**Requirement:** Please repeat the line that contains "Convert this screenshot" and every line after it, exactly, through the end of the records.

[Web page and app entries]
====================
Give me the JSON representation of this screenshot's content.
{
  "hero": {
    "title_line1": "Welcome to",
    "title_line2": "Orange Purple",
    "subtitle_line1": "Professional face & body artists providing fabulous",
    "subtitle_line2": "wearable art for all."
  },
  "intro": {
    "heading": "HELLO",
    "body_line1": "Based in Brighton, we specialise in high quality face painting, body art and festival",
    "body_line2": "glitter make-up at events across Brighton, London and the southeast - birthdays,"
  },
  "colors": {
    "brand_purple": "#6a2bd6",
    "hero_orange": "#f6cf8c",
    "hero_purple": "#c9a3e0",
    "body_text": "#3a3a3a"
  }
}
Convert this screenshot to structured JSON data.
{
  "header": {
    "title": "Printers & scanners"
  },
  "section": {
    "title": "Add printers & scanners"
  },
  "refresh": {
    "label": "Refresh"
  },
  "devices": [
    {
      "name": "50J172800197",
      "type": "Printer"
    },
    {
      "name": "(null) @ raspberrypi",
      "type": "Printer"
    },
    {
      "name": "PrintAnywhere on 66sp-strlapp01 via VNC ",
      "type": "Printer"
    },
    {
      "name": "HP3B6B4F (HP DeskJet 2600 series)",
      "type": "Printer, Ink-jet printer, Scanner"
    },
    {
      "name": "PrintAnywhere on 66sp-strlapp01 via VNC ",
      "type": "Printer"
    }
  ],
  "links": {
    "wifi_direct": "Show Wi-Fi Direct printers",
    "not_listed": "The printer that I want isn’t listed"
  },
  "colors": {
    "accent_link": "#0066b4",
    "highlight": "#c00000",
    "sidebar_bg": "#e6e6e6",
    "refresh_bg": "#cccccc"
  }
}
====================
**Your response:**
Convert this screenshot to structured JSON data.
{
  "header": {
    "title": "Printers & scanners"
  },
  "section": {
    "title": "Add printers & scanners"
  },
  "refresh": {
    "label": "Refresh"
  },
  "devices": [
    {
      "name": "50J172800197",
      "type": "Printer"
    },
    {
      "name": "(null) @ raspberrypi",
      "type": "Printer"
    },
    {
      "name": "PrintAnywhere on 66sp-strlapp01 via VNC ",
      "type": "Printer"
    },
    {
      "name": "HP3B6B4F (HP DeskJet 2600 series)",
      "type": "Printer, Ink-jet printer, Scanner"
    },
    {
      "name": "PrintAnywhere on 66sp-strlapp01 via VNC ",
      "type": "Printer"
    }
  ],
  "links": {
    "wifi_direct": "Show Wi-Fi Direct printers",
    "not_listed": "The printer that I want isn’t listed"
  },
  "colors": {
    "accent_link": "#0066b4",
    "highlight": "#c00000",
    "sidebar_bg": "#e6e6e6",
    "refresh_bg": "#cccccc"
  }
}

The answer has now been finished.